Sometimes they are polite, as if they are doing me a favour. Sometimes they are patronizing, like ag shame I just don’t know any better. Sometimes they’re even aggressive, like I’m lucky they’re not calling Childline right this very minute!
They’re all telling me that my children should be eating meat.
It drives me bananas when meat-eaters assume that a vegetarian diet
is unhealthy, especially because it's very often the other way around.
Meat or two veg?
In fact, the worst part is that many of these advocates of carnivorous catering are nutritionally uninformed philistines whose spawn are great adverts for fat camp.
It grills me to see overweight, greasy little people tucking into their sausages while their parents glare at me for denying my children the benefits of ground up eyeballs, testicles and sawdust. Ditto for that luminous pink polony and those animal-shaped 'nuggets' crafted from God-knows-what.
But I don’t deign to tell them how to feed their kids.
Meat may offer some nutritionally useful elements like protein and iron and a few vitamins
(depending on the animal) but all of these and more can be found in plant-based foods as well. Vegetarian = virtuous?
Parents have a duty to ensure that their children get all their nutritional requirements. Vegetarian
parents (or parents of vegetarians) are usually more conscious of the delicate balance – possibly because they constantly have to defend themselves against the flack from the Biltong Brigade.
Sure, a vegetarian child eating an unbalanced diet is at risk of deficiencies and health issues – as much as the poor carni kids referred to above.
But a little one raised on fruits, veggies, proteins and whole grains will usually turn out alright (even if they do devour the odd bag of Nik Naks at parties). Refusing the biltong, you could argue, is unpatriotic – but not unhealthy.
Parents in unhealthy houses shouldn’t throw stones
One of our greatest challenges as parents is getting our children to eat a balanced diet. It’s an uphill battle. The abundance of kiddy vitamins on the shelves (not aimed at vegetarians, for the record) speaks to a global problem of getting those darn nutrients into them.
So by all means, once your sprog is the poster child for nutrition – when he eats his lean, unprocessed meat, along with his sprouts and broccoli and steamed spinach; when he has shunned every form of additive, preservative, colourant and flavourant; when he eagerly slurps down wheatgrass shots and always says please and thank you – then feel free to tell me how to feed my child.
Until then, sit quietly and eat your lunch. And we’ll eat ours.

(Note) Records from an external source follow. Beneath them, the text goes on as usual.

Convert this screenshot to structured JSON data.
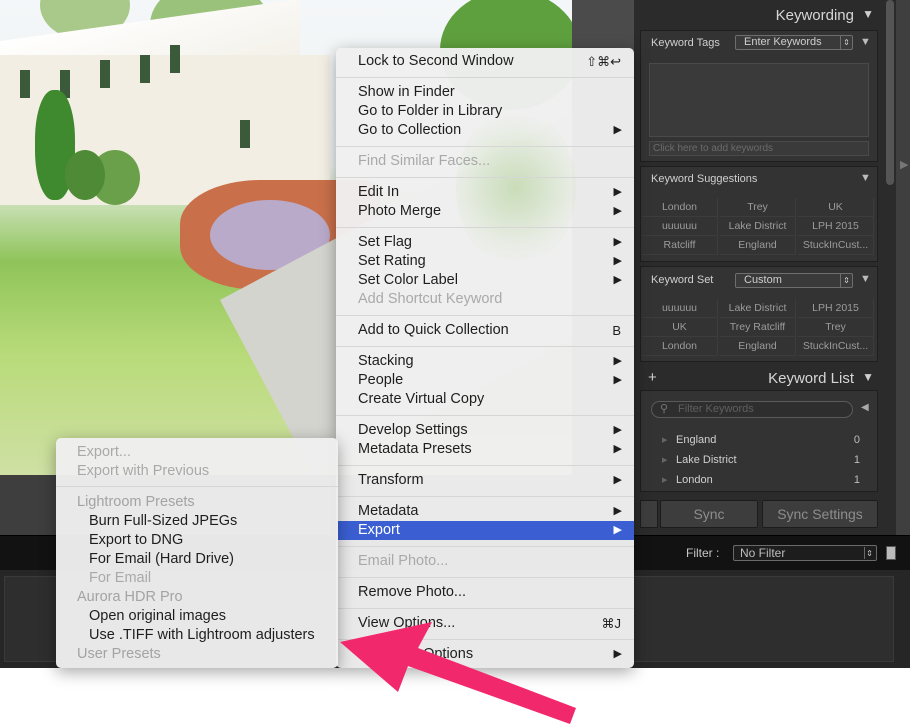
{
  "context_menu": {
    "items": [
      {
        "label": "Lock to Second Window",
        "shortcut": "⇧⌘↩"
      },
      {
        "label": "Show in Finder"
      },
      {
        "label": "Go to Folder in Library"
      },
      {
        "label": "Go to Collection",
        "submenu": "▶"
      },
      {
        "label": "Find Similar Faces...",
        "disabled": true
      },
      {
        "label": "Edit In",
        "submenu": "▶"
      },
      {
        "label": "Photo Merge",
        "submenu": "▶"
      },
      {
        "label": "Set Flag",
        "submenu": "▶"
      },
      {
        "label": "Set Rating",
        "submenu": "▶"
      },
      {
        "label": "Set Color Label",
        "submenu": "▶"
      },
      {
        "label": "Add Shortcut Keyword",
        "disabled": true
      },
      {
        "label": "Add to Quick Collection",
        "shortcut": "B"
      },
      {
        "label": "Stacking",
        "submenu": "▶"
      },
      {
        "label": "People",
        "submenu": "▶"
      },
      {
        "label": "Create Virtual Copy"
      },
      {
        "label": "Develop Settings",
        "submenu": "▶"
      },
      {
        "label": "Metadata Presets",
        "submenu": "▶"
      },
      {
        "label": "Transform",
        "submenu": "▶"
      },
      {
        "label": "Metadata",
        "submenu": "▶"
      },
      {
        "label": "Export",
        "submenu": "▶",
        "selected": true
      },
      {
        "label": "Email Photo...",
        "disabled": true
      },
      {
        "label": "Remove Photo..."
      },
      {
        "label": "View Options...",
        "shortcut": "⌘J"
      },
      {
        "label": "d Options",
        "submenu": "▶"
      }
    ]
  },
  "export_submenu": {
    "items": [
      {
        "label": "Export...",
        "disabled": true
      },
      {
        "label": "Export with Previous",
        "disabled": true
      },
      {
        "label": "Lightroom Presets",
        "header": true
      },
      {
        "label": "Burn Full-Sized JPEGs"
      },
      {
        "label": "Export to DNG"
      },
      {
        "label": "For Email (Hard Drive)"
      },
      {
        "label": "For Email",
        "disabled": true
      },
      {
        "label": "Aurora HDR Pro",
        "header": true
      },
      {
        "label": "Open original images"
      },
      {
        "label": "Use .TIFF with Lightroom adjusters"
      },
      {
        "label": "User Presets",
        "header": true
      }
    ]
  },
  "right_panel": {
    "keywording": {
      "title": "Keywording",
      "tags_label": "Keyword Tags",
      "tags_mode": "Enter Keywords",
      "add_placeholder": "Click here to add keywords"
    },
    "suggestions": {
      "title": "Keyword Suggestions",
      "items": [
        "London",
        "Trey",
        "UK",
        "uuuuuu",
        "Lake District",
        "LPH 2015",
        "Ratcliff",
        "England",
        "StuckInCust..."
      ]
    },
    "keyword_set": {
      "label": "Keyword Set",
      "value": "Custom",
      "items": [
        "uuuuuu",
        "Lake District",
        "LPH 2015",
        "UK",
        "Trey Ratcliff",
        "Trey",
        "London",
        "England",
        "StuckInCust..."
      ]
    },
    "keyword_list": {
      "title": "Keyword List",
      "add_icon": "+",
      "filter_placeholder": "Filter Keywords",
      "rows": [
        {
          "name": "England",
          "count": "0"
        },
        {
          "name": "Lake District",
          "count": "1"
        },
        {
          "name": "London",
          "count": "1"
        }
      ]
    },
    "sync": {
      "sync_label": "Sync",
      "sync_settings_label": "Sync Settings"
    }
  },
  "filter_bar": {
    "label": "Filter :",
    "value": "No Filter"
  },
  "colors": {
    "selection": "#3b5fd3",
    "annotation_arrow": "#f2286d",
    "panel": "#2b2b2b"
  }
}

How do you raise your child? Meat-lover, veggie-fanatic or a bit of both? Share with us below.Disclaimer: The views of columnists published on Parent24 are their own and therefore do not necessarily represent the views of Parent24.